There are a few companies that specialize in assistance services, with advice at the ready in any situation, from arrest to losing your eyeglasses. In addition to medical coverage, Worldwide Assistance Services, Inc., in Washington, D.C., offers quick access to emergency cash advances, legal referrals and interpreters, as well as pre-trip security and health advice. Similarly, Philadelphia-based AEA International/SOS Assistance notes that it 'helped a woman arrested in a traffic accident in Mexico get released from jail and provided consultation for a member with a swollen ankle in Shanghai.'

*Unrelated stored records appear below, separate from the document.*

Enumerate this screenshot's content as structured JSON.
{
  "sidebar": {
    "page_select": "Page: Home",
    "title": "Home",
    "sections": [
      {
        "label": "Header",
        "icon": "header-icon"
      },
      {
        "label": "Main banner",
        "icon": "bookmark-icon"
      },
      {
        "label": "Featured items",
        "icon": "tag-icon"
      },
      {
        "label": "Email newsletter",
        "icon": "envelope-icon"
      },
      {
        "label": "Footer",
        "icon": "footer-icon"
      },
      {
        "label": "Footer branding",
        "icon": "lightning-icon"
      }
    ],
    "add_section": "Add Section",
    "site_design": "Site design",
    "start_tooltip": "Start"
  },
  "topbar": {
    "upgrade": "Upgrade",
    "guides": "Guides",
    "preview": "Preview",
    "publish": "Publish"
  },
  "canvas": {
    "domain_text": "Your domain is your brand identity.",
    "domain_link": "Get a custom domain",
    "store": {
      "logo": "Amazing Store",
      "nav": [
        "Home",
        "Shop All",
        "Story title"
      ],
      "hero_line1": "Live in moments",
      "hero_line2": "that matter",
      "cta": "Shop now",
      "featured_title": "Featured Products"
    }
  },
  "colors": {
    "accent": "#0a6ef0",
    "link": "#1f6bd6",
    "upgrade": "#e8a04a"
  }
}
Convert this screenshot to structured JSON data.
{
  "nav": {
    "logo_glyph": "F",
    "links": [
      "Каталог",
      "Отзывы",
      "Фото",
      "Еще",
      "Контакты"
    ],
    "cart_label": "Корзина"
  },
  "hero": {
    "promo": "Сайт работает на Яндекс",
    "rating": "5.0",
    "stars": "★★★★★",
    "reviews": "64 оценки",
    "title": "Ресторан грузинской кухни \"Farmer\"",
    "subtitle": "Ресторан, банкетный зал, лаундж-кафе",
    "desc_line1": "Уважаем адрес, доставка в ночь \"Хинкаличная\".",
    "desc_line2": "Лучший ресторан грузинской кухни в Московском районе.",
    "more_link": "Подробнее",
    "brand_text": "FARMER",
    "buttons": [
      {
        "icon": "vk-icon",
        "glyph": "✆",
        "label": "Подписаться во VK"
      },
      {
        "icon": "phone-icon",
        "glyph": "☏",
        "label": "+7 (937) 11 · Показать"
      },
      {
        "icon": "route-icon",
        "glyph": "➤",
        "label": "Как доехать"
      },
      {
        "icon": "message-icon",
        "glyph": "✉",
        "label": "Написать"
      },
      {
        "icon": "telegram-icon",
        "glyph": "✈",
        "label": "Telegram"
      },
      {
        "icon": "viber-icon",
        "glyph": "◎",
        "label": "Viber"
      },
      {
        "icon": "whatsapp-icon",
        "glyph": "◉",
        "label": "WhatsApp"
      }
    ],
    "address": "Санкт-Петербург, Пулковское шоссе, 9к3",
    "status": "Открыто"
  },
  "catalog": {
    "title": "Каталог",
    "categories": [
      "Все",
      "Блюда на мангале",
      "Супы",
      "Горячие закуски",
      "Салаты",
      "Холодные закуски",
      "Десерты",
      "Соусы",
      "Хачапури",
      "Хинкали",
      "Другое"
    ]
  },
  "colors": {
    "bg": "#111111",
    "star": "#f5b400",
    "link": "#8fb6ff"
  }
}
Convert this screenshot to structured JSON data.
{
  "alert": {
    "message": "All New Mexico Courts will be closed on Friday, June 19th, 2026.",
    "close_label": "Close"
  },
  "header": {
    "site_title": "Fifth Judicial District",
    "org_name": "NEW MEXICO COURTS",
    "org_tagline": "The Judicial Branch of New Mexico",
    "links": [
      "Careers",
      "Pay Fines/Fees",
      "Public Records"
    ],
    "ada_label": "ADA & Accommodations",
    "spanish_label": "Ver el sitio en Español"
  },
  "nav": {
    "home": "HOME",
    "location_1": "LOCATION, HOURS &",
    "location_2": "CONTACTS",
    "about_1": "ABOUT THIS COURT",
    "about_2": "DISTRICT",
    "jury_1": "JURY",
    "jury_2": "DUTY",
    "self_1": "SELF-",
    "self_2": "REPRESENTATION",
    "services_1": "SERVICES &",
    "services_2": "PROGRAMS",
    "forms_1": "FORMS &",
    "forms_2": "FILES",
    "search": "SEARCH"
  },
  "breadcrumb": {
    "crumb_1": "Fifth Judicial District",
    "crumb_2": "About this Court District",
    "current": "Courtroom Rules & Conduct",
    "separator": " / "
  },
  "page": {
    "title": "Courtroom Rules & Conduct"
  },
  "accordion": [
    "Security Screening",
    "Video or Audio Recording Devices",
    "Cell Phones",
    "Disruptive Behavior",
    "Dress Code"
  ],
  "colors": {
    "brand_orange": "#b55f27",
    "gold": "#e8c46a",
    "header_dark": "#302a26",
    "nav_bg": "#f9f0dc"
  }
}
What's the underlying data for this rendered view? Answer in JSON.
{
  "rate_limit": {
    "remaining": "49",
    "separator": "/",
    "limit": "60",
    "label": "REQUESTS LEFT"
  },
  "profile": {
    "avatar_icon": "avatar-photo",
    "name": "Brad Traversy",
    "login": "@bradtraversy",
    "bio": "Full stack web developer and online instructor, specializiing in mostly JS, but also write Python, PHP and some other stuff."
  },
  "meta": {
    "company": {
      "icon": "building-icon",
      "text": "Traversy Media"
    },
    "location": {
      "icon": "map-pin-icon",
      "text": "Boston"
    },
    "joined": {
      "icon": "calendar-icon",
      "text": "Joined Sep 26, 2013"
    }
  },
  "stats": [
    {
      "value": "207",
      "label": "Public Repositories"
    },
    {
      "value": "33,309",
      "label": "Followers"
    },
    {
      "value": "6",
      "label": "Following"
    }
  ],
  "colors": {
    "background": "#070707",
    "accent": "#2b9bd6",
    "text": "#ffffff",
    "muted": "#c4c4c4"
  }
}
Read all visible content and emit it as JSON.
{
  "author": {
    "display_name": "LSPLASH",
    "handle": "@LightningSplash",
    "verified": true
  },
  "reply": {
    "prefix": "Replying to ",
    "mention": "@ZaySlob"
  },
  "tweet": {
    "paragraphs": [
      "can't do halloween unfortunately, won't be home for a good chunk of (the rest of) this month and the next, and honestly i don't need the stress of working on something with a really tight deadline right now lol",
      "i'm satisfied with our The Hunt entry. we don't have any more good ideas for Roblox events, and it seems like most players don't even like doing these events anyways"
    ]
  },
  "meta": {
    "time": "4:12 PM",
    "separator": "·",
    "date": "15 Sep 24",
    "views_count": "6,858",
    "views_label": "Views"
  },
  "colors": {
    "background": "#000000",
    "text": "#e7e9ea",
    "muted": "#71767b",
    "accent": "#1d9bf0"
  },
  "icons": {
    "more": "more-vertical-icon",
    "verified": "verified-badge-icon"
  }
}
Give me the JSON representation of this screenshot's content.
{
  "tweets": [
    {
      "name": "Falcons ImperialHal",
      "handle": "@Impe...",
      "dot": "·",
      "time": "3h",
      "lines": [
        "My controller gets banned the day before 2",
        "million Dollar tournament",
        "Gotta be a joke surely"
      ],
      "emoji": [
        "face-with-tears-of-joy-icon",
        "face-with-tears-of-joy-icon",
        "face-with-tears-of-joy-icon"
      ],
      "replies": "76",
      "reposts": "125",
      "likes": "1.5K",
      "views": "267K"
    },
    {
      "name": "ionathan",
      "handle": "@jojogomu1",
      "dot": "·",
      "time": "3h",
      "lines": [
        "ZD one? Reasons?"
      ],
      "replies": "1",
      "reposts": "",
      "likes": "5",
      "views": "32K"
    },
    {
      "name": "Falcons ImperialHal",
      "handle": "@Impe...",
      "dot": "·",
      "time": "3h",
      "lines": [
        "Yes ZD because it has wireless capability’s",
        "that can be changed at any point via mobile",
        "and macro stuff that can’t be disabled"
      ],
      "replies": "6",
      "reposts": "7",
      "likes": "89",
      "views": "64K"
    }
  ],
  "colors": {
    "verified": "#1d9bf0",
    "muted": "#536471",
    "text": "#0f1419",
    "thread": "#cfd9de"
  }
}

Medevac, car insurance and adventure coverage are growing segments of the market. Again, study the fine print, the standard exclusions and limitations tacked on near the end of the policy brochures.
As with most insurance coverage, there are a number of things not covered by most policies, such as sexually transmitted diseases or pregnancy, including miscarriage or abortion; mental illness; suicide; self-inflicted injury (that dirty needle used for a tattoo in Bora-Bora); off-road, all-terrain-vehicle accidents; bodily injury sustained in organized sporting events (including mountaineering, aviation, hang gliding, parachuting and scuba diving); and 'claims arising from war, declared or undeclared' (ruling out dozens of countries).
But don't lose heart. There will always be room for risk-taking. Simply shop around before playing soccer on that former minefield in Kuwait. Read all the fine print, and remember: Some of life's risks are always worth covering.
Contact:Champion Insurance Advantage, Ltd., Bel Air, MD (410) 879-4577; Insurance Information Institute, New York, NY (212) 669-9200; AEA International/International SOS Assistance, Philadelphia, PA (800) 523-8662; Universal Travel Protection, Monument, CO (800) 211-8952; Wallach & Company Inc., Middleburg, VA (800) 237-6615; Worldwide Assistance, Washington, D.C. (800) 821-2828.
FromEscape(Aug. 1999). Subscriptions: $18/yr. (4 issues) from Box 462255, Escondido, CA 92046.